- [Required work] What lines in the records below hold the string "value"? Please show them.

Items listed in a dataset:

★ ★ ★ ★ ★ ★ ★

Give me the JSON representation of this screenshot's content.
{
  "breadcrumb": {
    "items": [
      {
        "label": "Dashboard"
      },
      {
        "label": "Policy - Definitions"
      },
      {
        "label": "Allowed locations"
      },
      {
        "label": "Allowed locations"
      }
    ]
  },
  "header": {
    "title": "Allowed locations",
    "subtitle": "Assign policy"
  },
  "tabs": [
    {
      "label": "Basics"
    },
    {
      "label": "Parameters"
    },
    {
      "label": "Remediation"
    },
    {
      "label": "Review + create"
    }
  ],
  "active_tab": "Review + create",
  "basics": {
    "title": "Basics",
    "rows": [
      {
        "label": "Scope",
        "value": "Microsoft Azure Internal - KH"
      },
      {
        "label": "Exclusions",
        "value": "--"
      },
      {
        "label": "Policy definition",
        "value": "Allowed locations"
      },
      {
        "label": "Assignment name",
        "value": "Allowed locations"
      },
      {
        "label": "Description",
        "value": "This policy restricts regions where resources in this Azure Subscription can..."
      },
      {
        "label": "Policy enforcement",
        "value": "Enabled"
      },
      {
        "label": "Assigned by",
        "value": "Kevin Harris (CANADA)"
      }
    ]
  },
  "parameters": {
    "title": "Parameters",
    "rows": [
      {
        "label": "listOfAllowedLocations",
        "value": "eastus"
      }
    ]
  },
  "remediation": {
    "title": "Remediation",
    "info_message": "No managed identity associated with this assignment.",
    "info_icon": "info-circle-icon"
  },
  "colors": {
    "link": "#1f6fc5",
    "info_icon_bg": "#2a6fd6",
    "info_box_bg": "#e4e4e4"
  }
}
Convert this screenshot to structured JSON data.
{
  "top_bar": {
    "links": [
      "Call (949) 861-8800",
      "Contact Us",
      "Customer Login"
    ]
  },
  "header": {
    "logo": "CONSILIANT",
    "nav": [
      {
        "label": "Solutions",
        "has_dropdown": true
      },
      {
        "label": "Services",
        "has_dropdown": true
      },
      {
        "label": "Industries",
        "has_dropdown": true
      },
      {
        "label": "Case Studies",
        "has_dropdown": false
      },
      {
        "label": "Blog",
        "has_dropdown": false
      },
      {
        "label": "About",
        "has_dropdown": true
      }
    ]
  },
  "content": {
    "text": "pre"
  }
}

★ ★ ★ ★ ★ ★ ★

- [Answer for this exercise]
        "value": "Microsoft Azure Internal - KH"
        "value": "--"
        "value": "Allowed locations"
        "value": "Allowed locations"
        "value": "This policy restricts regions where resources in this Azure Subscription can..."
        "value": "Enabled"
        "value": "Kevin Harris (CANADA)"
        "value": "eastus"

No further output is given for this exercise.